Remove the Clutter

When it comes to removing clutter from your website, Donald Miller best-selling author and founder of StoryBrand offers some very practical cannot miss it advice, “If you confuse, you’ll lose” this advice applies to church and business websites alike. For the purposes of this paragraph we want to address common confusing steps churches make in their website design. One of the most common confusing messages we see at MinistryCraft are churches who leave out or provide incorrect information to a particular event. As a former youth minister, I know how hard it can be to keep up with an event calendar. Then, add in any specific details or registration, especially those requiring payment, the chances for confusion dramatically increase. Therefore, we encourage keep the fields to a minimum of need to know information and avoid annoying guests with calls to action that require multiple fields of data. Additionally, typos, outdated information, or broken links can convey laziness and/or unprofessionalism to visitors. Another mistake we commonly see on church websites is a desire to be artistic or clever turn into noise and disrupt the message of the church. Fonts, colors, and images can enhance or hinder user experience so try to choose common Google fonts, consistent complementary coloring schemes, and images that reinforce text content. Another thing to consider is more users want to scroll (especially mobile users) rather than clicking multiple times. Jakob Nielsen in his 2008 study said, “...website visitors only read 20-28% of the words on your website.” so, when possible try to summarize and consolidate information. Speaking about closing it is about time to wrap this thing up.   

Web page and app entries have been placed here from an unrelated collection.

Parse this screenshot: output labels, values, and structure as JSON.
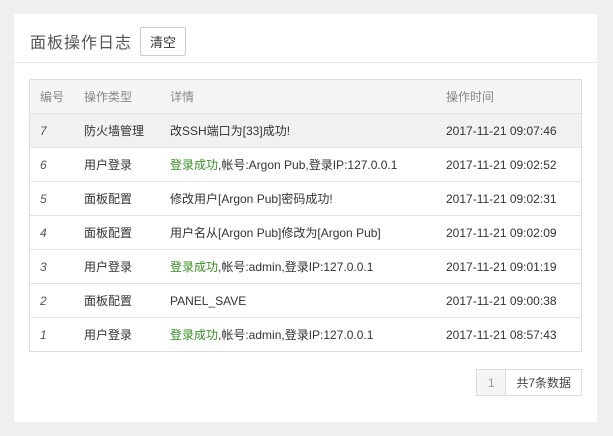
{
  "panel": {
    "title": "面板操作日志",
    "clear_label": "清空"
  },
  "table": {
    "headers": [
      "编号",
      "操作类型",
      "详情",
      "操作时间"
    ],
    "rows": [
      {
        "id": "7",
        "type": "防火墙管理",
        "detail_prefix": "",
        "detail": "改SSH端口为[33]成功!",
        "time": "2017-11-21 09:07:46"
      },
      {
        "id": "6",
        "type": "用户登录",
        "detail_prefix": "登录成功",
        "detail": ",帐号:Argon Pub,登录IP:127.0.0.1",
        "time": "2017-11-21 09:02:52"
      },
      {
        "id": "5",
        "type": "面板配置",
        "detail_prefix": "",
        "detail": "修改用户[Argon Pub]密码成功!",
        "time": "2017-11-21 09:02:31"
      },
      {
        "id": "4",
        "type": "面板配置",
        "detail_prefix": "",
        "detail": "用户名从[Argon Pub]修改为[Argon Pub]",
        "time": "2017-11-21 09:02:09"
      },
      {
        "id": "3",
        "type": "用户登录",
        "detail_prefix": "登录成功",
        "detail": ",帐号:admin,登录IP:127.0.0.1",
        "time": "2017-11-21 09:01:19"
      },
      {
        "id": "2",
        "type": "面板配置",
        "detail_prefix": "",
        "detail": "PANEL_SAVE",
        "time": "2017-11-21 09:00:38"
      },
      {
        "id": "1",
        "type": "用户登录",
        "detail_prefix": "登录成功",
        "detail": ",帐号:admin,登录IP:127.0.0.1",
        "time": "2017-11-21 08:57:43"
      }
    ]
  },
  "pagination": {
    "current_page": "1",
    "total_label": "共7条数据"
  },
  "colors": {
    "success_text": "#3a8b28"
  }
}
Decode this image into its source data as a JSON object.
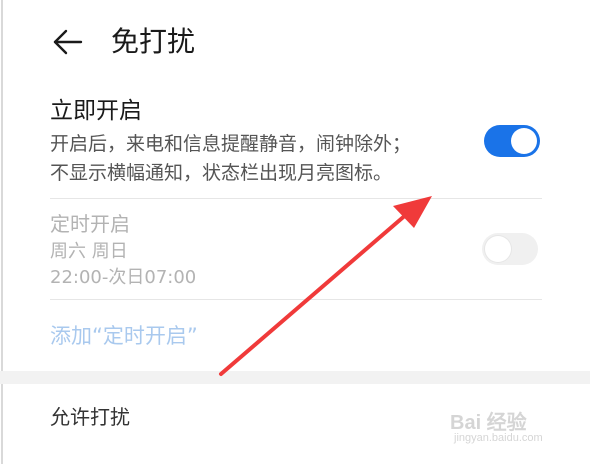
{
  "header": {
    "title": "免打扰"
  },
  "immediate": {
    "title": "立即开启",
    "desc_line1": "开启后，来电和信息提醒静音，闹钟除外；",
    "desc_line2": "不显示横幅通知，状态栏出现月亮图标。",
    "enabled": true
  },
  "scheduled": {
    "title": "定时开启",
    "days": "周六 周日",
    "time_range": "22:00-次日07:00",
    "enabled": false
  },
  "add_schedule": {
    "label": "添加“定时开启”"
  },
  "allow": {
    "label": "允许打扰"
  },
  "watermark": {
    "brand": "Bai 经验",
    "url": "jingyan.baidu.com"
  },
  "colors": {
    "accent": "#1a73e8",
    "annotation_arrow": "#f03a3a",
    "link_disabled": "#a9c9ee"
  },
  "icons": {
    "back": "back-arrow-icon",
    "annotation": "annotation-arrow-icon"
  }
}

In short, “Does your website work for you?” if you can answer yes, begin asking visitors if they visited your website before coming. If the answer is no, remember the four areas that make the biggest impressions to visitors.

  • Mobile Responsive
  • Intuitive Navigation and Interaction
  • Clear Mission
  • Limited Clutter

If you are unsure take the next 10 minutes and put yourself in the shoes of a church shopper who is looking for a new church. Examine everything through the lens of creating interest and driving engagement. Changes will need to be made and as with most every website change most of the discussion and change needs to happen offsite first before going live. Yes, there are challenges ahead, but as George Eliott said, “It is never too late to be what you might have been.” so fight the urge to give up and keep your church website unchanged.  As the old adage goes, “...you only have one chance to make a good first impression” is your website driving people away from your church or inviting them in to be part of your amazing church and life-giving message. 

Additionally, MinistryCraft can perform a free audit of your website and come alongside you in improving your website. Visit our Contact Us page and in the comments mention your interest in a website audit. Then, someone from our Design Team will be in touch with you in the next two business days. May God bless you and your efforts to communicate the greatest message on your website.

Written by : MinistryCraft